Would you rather work four 10-hour days than five eight-hour days? It’s been a topic of debate for a few years now, and MSNBC has the latest story about a private company that’s about to give it a shot:
Bert Martinez, CEO of a business-training firm in Houston, has decided to blow away the five-day workweek for himself and his staff of 28.
Starting next month the entire company is going to work for four ten-hour days instead of five eight-hour days, and the company’s workweek will stay that way if productivity and profits stay the same or increase. It’s all part of Martinez’s strategy to take back his personal life, and his general inclination to shake things up at the firm.
“I want to spend more time with my family, and I’m really curious to see if results are going to stay the same,” Martinez said. “Will we lose money or make money? We’ll see what happens.
Martinez may be onto something. While his experiment may sound unusual, it’s actually part of a growing movement to rethink the standard five-day, 40-hour workweek that has been around in this country since the New Deal.
One larger example of the phenomenon is seen in Utah. In 2008, then-Gov. Jon Huntsman launched the “Working 4 Utah” plan to shift state workers who were putting in five-day weeks to a Monday-through-Thursday, 7 a.m.-to-6 p.m. work schedule. The verdict: Employee satisfaction, energy savings and a boon for the environment.
“I don’t think we have any plans to go back to five days,” said Jeff Herring, executive director of the Utah Department of Human Resource Management. Still, he added that the state is continuing to monitor the new work system to make sure it’s saving money and working both for employees and the public that uses state services.
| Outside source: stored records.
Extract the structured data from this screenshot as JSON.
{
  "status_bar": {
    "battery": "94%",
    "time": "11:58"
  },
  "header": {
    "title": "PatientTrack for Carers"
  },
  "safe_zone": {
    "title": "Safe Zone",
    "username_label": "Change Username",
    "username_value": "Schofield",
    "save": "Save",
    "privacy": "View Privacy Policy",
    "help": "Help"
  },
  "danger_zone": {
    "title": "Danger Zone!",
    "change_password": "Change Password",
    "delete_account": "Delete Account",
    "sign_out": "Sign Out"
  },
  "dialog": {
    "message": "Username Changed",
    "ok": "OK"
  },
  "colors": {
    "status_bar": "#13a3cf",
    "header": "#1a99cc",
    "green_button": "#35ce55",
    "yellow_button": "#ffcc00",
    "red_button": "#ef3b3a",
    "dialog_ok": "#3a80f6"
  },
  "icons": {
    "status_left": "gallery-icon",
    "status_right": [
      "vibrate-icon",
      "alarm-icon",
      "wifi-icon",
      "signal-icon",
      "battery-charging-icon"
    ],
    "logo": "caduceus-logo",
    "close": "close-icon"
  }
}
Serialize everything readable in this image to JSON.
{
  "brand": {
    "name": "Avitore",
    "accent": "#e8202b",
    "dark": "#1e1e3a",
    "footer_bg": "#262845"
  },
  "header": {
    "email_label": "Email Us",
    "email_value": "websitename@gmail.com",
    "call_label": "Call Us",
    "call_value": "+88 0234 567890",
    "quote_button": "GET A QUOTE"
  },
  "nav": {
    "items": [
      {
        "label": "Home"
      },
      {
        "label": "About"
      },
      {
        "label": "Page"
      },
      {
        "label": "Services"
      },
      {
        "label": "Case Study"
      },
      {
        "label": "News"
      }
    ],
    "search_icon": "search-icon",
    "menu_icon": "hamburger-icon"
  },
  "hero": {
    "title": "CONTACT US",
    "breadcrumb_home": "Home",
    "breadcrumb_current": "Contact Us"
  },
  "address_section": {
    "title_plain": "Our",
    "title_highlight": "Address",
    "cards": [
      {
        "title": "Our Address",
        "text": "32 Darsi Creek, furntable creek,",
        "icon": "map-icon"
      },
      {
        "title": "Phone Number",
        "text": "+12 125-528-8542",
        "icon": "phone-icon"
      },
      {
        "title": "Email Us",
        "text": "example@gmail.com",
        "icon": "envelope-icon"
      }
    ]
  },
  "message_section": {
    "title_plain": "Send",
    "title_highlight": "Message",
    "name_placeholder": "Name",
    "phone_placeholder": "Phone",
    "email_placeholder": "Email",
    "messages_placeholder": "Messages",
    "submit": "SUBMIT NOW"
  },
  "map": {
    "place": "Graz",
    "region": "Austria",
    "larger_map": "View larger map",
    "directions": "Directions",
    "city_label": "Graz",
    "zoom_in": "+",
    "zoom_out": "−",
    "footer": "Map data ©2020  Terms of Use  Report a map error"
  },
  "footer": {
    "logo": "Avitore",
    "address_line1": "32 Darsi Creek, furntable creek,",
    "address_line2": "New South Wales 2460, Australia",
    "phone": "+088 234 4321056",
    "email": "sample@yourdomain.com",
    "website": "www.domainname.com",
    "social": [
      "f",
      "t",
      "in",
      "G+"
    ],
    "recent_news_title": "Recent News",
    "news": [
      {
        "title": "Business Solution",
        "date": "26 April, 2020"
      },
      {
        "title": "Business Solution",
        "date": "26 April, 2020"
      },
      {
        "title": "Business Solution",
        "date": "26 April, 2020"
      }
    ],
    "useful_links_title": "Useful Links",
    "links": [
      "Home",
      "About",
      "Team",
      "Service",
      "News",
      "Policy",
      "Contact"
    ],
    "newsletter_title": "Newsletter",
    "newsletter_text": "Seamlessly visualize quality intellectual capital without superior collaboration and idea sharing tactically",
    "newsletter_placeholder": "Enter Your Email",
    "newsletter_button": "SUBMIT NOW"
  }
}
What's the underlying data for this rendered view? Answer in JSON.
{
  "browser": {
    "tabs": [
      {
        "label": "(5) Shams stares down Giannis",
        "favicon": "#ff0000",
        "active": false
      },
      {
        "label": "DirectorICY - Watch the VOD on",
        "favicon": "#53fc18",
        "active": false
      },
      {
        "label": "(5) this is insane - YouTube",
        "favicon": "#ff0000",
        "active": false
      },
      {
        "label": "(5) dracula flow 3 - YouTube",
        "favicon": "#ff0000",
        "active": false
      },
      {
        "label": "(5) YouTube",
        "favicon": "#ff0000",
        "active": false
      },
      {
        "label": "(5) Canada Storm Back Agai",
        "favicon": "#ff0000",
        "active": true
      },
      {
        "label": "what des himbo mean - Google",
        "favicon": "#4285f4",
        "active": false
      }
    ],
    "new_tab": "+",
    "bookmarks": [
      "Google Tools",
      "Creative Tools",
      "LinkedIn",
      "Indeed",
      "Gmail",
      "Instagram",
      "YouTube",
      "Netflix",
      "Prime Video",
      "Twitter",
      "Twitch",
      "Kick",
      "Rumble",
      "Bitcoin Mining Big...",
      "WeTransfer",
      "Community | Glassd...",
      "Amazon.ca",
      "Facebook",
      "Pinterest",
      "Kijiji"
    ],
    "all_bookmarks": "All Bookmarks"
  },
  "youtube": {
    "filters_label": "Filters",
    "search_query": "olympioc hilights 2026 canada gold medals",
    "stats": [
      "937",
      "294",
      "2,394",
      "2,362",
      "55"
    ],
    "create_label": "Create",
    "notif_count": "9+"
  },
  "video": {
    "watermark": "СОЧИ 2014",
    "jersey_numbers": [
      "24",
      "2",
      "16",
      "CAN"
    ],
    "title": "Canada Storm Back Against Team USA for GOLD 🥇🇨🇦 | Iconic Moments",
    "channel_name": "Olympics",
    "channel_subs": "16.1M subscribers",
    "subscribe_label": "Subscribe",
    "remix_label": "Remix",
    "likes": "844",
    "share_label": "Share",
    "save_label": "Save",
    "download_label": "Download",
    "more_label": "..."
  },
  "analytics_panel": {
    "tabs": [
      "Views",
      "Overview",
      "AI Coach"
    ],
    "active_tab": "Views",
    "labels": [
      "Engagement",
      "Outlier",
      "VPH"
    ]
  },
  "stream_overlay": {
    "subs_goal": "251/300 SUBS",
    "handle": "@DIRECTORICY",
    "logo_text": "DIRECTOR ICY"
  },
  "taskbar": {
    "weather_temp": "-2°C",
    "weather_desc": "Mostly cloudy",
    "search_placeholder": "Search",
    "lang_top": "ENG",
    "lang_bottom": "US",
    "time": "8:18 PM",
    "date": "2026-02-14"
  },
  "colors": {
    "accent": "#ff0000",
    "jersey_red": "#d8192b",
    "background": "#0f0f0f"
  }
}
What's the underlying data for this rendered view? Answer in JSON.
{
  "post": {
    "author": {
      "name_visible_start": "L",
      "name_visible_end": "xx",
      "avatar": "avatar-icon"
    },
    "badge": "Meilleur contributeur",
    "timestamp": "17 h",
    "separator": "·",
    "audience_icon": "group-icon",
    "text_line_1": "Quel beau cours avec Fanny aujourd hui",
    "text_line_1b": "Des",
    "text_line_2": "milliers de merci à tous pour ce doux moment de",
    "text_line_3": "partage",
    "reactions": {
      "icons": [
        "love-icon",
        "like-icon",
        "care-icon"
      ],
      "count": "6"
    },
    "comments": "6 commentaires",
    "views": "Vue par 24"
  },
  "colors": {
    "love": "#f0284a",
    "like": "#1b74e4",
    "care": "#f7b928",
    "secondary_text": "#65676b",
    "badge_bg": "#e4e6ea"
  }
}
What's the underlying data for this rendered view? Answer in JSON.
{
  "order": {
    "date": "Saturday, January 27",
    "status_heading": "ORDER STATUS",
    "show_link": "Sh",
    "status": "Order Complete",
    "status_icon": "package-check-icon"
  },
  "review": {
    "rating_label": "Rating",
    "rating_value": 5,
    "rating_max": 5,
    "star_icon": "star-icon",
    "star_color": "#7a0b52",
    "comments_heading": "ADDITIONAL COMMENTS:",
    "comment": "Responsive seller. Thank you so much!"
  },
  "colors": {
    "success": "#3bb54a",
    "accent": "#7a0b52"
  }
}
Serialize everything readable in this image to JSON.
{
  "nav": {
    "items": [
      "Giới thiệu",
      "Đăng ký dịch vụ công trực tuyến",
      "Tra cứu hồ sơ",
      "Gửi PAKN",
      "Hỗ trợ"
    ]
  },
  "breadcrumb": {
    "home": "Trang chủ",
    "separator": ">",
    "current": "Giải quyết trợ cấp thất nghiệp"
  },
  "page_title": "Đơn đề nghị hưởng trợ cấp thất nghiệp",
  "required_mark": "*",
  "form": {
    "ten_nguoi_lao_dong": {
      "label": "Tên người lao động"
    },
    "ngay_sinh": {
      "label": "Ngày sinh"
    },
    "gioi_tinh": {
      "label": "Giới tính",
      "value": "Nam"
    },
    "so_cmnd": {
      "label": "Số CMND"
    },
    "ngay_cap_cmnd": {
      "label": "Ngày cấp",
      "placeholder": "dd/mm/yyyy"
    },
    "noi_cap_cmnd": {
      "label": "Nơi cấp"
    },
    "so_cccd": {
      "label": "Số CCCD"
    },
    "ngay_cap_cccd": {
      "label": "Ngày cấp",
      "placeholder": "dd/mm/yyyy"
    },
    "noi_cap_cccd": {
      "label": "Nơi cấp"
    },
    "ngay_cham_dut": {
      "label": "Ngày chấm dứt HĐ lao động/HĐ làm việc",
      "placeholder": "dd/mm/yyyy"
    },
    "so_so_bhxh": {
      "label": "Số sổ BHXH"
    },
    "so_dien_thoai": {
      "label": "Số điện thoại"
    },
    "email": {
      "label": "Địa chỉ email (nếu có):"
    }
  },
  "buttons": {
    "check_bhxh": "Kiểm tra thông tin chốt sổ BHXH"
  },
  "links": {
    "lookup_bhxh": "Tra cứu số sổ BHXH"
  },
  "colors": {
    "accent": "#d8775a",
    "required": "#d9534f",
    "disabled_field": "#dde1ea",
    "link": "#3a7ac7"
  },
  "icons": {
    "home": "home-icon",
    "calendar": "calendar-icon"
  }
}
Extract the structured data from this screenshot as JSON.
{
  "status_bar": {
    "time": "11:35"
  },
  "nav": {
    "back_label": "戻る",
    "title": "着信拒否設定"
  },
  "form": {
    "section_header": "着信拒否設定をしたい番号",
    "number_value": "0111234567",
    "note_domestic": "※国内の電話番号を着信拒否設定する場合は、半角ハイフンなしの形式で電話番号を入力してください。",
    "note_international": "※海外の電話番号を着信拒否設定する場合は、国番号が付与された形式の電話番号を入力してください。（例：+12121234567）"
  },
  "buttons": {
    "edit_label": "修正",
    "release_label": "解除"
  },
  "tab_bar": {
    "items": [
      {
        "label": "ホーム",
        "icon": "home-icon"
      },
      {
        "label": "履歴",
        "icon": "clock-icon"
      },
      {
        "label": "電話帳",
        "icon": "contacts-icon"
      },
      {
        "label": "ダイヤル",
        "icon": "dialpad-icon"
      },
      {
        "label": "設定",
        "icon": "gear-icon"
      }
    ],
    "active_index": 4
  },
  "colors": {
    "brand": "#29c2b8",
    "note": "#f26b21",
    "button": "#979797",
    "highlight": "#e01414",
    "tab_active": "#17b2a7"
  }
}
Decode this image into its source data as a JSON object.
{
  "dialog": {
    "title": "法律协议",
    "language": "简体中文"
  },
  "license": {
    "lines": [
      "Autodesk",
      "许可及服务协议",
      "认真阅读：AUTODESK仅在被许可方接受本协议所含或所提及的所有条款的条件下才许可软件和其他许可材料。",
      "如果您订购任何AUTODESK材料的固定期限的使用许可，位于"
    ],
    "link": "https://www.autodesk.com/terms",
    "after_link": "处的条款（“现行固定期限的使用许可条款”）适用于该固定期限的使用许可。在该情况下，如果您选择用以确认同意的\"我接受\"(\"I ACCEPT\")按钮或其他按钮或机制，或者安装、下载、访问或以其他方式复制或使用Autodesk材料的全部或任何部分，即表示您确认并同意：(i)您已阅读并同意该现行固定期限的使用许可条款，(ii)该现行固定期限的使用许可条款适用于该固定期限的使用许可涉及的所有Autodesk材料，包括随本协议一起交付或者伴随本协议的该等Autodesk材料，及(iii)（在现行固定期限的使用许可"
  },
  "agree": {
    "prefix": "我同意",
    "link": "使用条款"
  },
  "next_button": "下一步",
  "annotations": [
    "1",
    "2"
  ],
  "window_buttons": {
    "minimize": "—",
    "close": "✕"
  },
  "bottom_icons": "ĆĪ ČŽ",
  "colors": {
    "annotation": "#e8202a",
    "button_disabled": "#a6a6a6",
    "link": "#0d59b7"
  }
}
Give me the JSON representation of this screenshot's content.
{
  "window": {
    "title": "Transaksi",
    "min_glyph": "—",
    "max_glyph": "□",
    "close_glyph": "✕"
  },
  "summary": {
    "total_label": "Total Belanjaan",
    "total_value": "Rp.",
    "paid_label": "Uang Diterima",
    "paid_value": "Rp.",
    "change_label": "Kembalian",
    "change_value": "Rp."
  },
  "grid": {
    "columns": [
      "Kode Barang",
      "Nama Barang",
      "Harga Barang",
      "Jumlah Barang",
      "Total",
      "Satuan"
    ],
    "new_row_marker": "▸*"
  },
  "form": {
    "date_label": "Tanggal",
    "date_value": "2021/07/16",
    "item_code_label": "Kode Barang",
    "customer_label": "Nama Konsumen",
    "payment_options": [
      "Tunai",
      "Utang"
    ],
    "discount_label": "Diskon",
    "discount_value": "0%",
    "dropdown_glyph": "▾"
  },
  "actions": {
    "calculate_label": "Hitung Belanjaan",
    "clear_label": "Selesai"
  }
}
It’s a radical idea and not without its critics. Utah State Rep. Michael Noel called the initiative “stupid” in a New York Times article last week that said other states are considering following Utah’s lead. Some experts question whether we would ever be able to abandon the five-day grind so entrenched in corporations and society at large.